Information given:
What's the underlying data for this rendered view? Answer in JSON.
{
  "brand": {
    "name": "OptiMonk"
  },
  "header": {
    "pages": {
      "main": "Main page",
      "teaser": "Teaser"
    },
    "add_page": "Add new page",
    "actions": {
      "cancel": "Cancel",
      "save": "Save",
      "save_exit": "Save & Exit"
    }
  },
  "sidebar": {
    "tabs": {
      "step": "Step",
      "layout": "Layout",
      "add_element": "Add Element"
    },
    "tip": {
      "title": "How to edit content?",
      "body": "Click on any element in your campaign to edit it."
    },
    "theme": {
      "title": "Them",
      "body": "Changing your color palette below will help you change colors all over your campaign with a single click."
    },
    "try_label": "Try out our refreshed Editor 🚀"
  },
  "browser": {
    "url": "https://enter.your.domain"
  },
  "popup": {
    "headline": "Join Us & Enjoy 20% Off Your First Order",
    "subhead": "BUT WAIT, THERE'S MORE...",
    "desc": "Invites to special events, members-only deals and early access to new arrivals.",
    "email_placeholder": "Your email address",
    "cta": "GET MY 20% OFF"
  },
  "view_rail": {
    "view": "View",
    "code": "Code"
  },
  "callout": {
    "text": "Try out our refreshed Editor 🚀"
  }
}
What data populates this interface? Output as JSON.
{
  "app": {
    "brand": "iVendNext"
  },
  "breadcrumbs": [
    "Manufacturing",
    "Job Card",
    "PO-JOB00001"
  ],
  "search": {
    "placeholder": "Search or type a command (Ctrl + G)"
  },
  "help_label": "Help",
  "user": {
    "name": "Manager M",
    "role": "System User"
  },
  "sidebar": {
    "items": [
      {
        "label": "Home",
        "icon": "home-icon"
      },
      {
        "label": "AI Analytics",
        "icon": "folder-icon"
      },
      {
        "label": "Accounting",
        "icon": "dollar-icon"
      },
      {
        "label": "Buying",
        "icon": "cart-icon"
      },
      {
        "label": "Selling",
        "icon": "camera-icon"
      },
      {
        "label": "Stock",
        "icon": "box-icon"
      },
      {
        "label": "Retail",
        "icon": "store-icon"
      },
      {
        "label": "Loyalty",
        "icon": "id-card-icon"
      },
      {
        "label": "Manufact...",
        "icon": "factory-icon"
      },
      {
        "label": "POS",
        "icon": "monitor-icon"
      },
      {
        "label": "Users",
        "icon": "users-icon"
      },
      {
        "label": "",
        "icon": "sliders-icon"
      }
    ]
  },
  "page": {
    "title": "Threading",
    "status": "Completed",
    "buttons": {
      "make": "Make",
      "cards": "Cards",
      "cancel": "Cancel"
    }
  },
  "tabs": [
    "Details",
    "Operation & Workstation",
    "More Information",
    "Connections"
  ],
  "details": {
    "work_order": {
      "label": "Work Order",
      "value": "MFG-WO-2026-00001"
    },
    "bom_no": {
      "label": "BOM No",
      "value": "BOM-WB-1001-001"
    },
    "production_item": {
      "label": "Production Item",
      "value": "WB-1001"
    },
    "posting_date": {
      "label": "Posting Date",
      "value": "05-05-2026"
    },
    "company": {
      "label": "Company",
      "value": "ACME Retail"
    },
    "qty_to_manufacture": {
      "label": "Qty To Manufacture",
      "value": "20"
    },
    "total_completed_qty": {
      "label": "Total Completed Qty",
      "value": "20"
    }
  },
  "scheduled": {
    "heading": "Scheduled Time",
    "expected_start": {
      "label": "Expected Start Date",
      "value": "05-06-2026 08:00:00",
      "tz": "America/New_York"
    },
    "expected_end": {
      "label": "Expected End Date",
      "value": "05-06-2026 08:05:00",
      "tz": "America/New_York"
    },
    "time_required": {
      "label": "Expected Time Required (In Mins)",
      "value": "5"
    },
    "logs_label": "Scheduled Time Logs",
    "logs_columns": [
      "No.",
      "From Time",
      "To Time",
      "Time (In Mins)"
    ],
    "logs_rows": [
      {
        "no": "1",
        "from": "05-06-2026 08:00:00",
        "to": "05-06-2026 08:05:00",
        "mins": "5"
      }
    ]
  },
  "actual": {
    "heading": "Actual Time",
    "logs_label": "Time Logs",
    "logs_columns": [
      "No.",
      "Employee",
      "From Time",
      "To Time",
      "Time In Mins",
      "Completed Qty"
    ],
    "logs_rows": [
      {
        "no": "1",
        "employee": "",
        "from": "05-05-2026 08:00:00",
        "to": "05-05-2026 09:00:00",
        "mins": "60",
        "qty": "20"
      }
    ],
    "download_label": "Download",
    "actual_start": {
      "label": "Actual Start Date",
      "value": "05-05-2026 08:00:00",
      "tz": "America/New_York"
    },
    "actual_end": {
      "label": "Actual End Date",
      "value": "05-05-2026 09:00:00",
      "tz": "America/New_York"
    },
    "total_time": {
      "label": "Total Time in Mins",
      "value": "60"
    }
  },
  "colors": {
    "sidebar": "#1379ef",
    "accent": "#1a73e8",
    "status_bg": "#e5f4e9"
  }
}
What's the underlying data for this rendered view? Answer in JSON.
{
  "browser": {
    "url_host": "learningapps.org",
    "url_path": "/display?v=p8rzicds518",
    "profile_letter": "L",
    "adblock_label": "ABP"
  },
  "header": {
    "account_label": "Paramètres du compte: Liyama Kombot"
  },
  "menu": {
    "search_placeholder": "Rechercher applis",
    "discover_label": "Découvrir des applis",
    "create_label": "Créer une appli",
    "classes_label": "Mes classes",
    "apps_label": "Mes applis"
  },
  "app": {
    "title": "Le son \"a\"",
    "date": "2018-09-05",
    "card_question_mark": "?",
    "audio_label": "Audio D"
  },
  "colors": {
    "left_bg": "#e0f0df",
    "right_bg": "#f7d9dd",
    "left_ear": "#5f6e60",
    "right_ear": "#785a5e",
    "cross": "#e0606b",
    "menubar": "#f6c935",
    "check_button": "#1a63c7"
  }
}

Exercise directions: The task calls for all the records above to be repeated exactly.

Finished exercise:
What's the underlying data for this rendered view? Answer in JSON.
{
  "brand": {
    "name": "OptiMonk"
  },
  "header": {
    "pages": {
      "main": "Main page",
      "teaser": "Teaser"
    },
    "add_page": "Add new page",
    "actions": {
      "cancel": "Cancel",
      "save": "Save",
      "save_exit": "Save & Exit"
    }
  },
  "sidebar": {
    "tabs": {
      "step": "Step",
      "layout": "Layout",
      "add_element": "Add Element"
    },
    "tip": {
      "title": "How to edit content?",
      "body": "Click on any element in your campaign to edit it."
    },
    "theme": {
      "title": "Them",
      "body": "Changing your color palette below will help you change colors all over your campaign with a single click."
    },
    "try_label": "Try out our refreshed Editor 🚀"
  },
  "browser": {
    "url": "https://enter.your.domain"
  },
  "popup": {
    "headline": "Join Us & Enjoy 20% Off Your First Order",
    "subhead": "BUT WAIT, THERE'S MORE...",
    "desc": "Invites to special events, members-only deals and early access to new arrivals.",
    "email_placeholder": "Your email address",
    "cta": "GET MY 20% OFF"
  },
  "view_rail": {
    "view": "View",
    "code": "Code"
  },
  "callout": {
    "text": "Try out our refreshed Editor 🚀"
  }
}
What data populates this interface? Output as JSON.
{
  "app": {
    "brand": "iVendNext"
  },
  "breadcrumbs": [
    "Manufacturing",
    "Job Card",
    "PO-JOB00001"
  ],
  "search": {
    "placeholder": "Search or type a command (Ctrl + G)"
  },
  "help_label": "Help",
  "user": {
    "name": "Manager M",
    "role": "System User"
  },
  "sidebar": {
    "items": [
      {
        "label": "Home",
        "icon": "home-icon"
      },
      {
        "label": "AI Analytics",
        "icon": "folder-icon"
      },
      {
        "label": "Accounting",
        "icon": "dollar-icon"
      },
      {
        "label": "Buying",
        "icon": "cart-icon"
      },
      {
        "label": "Selling",
        "icon": "camera-icon"
      },
      {
        "label": "Stock",
        "icon": "box-icon"
      },
      {
        "label": "Retail",
        "icon": "store-icon"
      },
      {
        "label": "Loyalty",
        "icon": "id-card-icon"
      },
      {
        "label": "Manufact...",
        "icon": "factory-icon"
      },
      {
        "label": "POS",
        "icon": "monitor-icon"
      },
      {
        "label": "Users",
        "icon": "users-icon"
      },
      {
        "label": "",
        "icon": "sliders-icon"
      }
    ]
  },
  "page": {
    "title": "Threading",
    "status": "Completed",
    "buttons": {
      "make": "Make",
      "cards": "Cards",
      "cancel": "Cancel"
    }
  },
  "tabs": [
    "Details",
    "Operation & Workstation",
    "More Information",
    "Connections"
  ],
  "details": {
    "work_order": {
      "label": "Work Order",
      "value": "MFG-WO-2026-00001"
    },
    "bom_no": {
      "label": "BOM No",
      "value": "BOM-WB-1001-001"
    },
    "production_item": {
      "label": "Production Item",
      "value": "WB-1001"
    },
    "posting_date": {
      "label": "Posting Date",
      "value": "05-05-2026"
    },
    "company": {
      "label": "Company",
      "value": "ACME Retail"
    },
    "qty_to_manufacture": {
      "label": "Qty To Manufacture",
      "value": "20"
    },
    "total_completed_qty": {
      "label": "Total Completed Qty",
      "value": "20"
    }
  },
  "scheduled": {
    "heading": "Scheduled Time",
    "expected_start": {
      "label": "Expected Start Date",
      "value": "05-06-2026 08:00:00",
      "tz": "America/New_York"
    },
    "expected_end": {
      "label": "Expected End Date",
      "value": "05-06-2026 08:05:00",
      "tz": "America/New_York"
    },
    "time_required": {
      "label": "Expected Time Required (In Mins)",
      "value": "5"
    },
    "logs_label": "Scheduled Time Logs",
    "logs_columns": [
      "No.",
      "From Time",
      "To Time",
      "Time (In Mins)"
    ],
    "logs_rows": [
      {
        "no": "1",
        "from": "05-06-2026 08:00:00",
        "to": "05-06-2026 08:05:00",
        "mins": "5"
      }
    ]
  },
  "actual": {
    "heading": "Actual Time",
    "logs_label": "Time Logs",
    "logs_columns": [
      "No.",
      "Employee",
      "From Time",
      "To Time",
      "Time In Mins",
      "Completed Qty"
    ],
    "logs_rows": [
      {
        "no": "1",
        "employee": "",
        "from": "05-05-2026 08:00:00",
        "to": "05-05-2026 09:00:00",
        "mins": "60",
        "qty": "20"
      }
    ],
    "download_label": "Download",
    "actual_start": {
      "label": "Actual Start Date",
      "value": "05-05-2026 08:00:00",
      "tz": "America/New_York"
    },
    "actual_end": {
      "label": "Actual End Date",
      "value": "05-05-2026 09:00:00",
      "tz": "America/New_York"
    },
    "total_time": {
      "label": "Total Time in Mins",
      "value": "60"
    }
  },
  "colors": {
    "sidebar": "#1379ef",
    "accent": "#1a73e8",
    "status_bg": "#e5f4e9"
  }
}
What's the underlying data for this rendered view? Answer in JSON.
{
  "browser": {
    "url_host": "learningapps.org",
    "url_path": "/display?v=p8rzicds518",
    "profile_letter": "L",
    "adblock_label": "ABP"
  },
  "header": {
    "account_label": "Paramètres du compte: Liyama Kombot"
  },
  "menu": {
    "search_placeholder": "Rechercher applis",
    "discover_label": "Découvrir des applis",
    "create_label": "Créer une appli",
    "classes_label": "Mes classes",
    "apps_label": "Mes applis"
  },
  "app": {
    "title": "Le son \"a\"",
    "date": "2018-09-05",
    "card_question_mark": "?",
    "audio_label": "Audio D"
  },
  "colors": {
    "left_bg": "#e0f0df",
    "right_bg": "#f7d9dd",
    "left_ear": "#5f6e60",
    "right_ear": "#785a5e",
    "cross": "#e0606b",
    "menubar": "#f6c935",
    "check_button": "#1a63c7"
  }
}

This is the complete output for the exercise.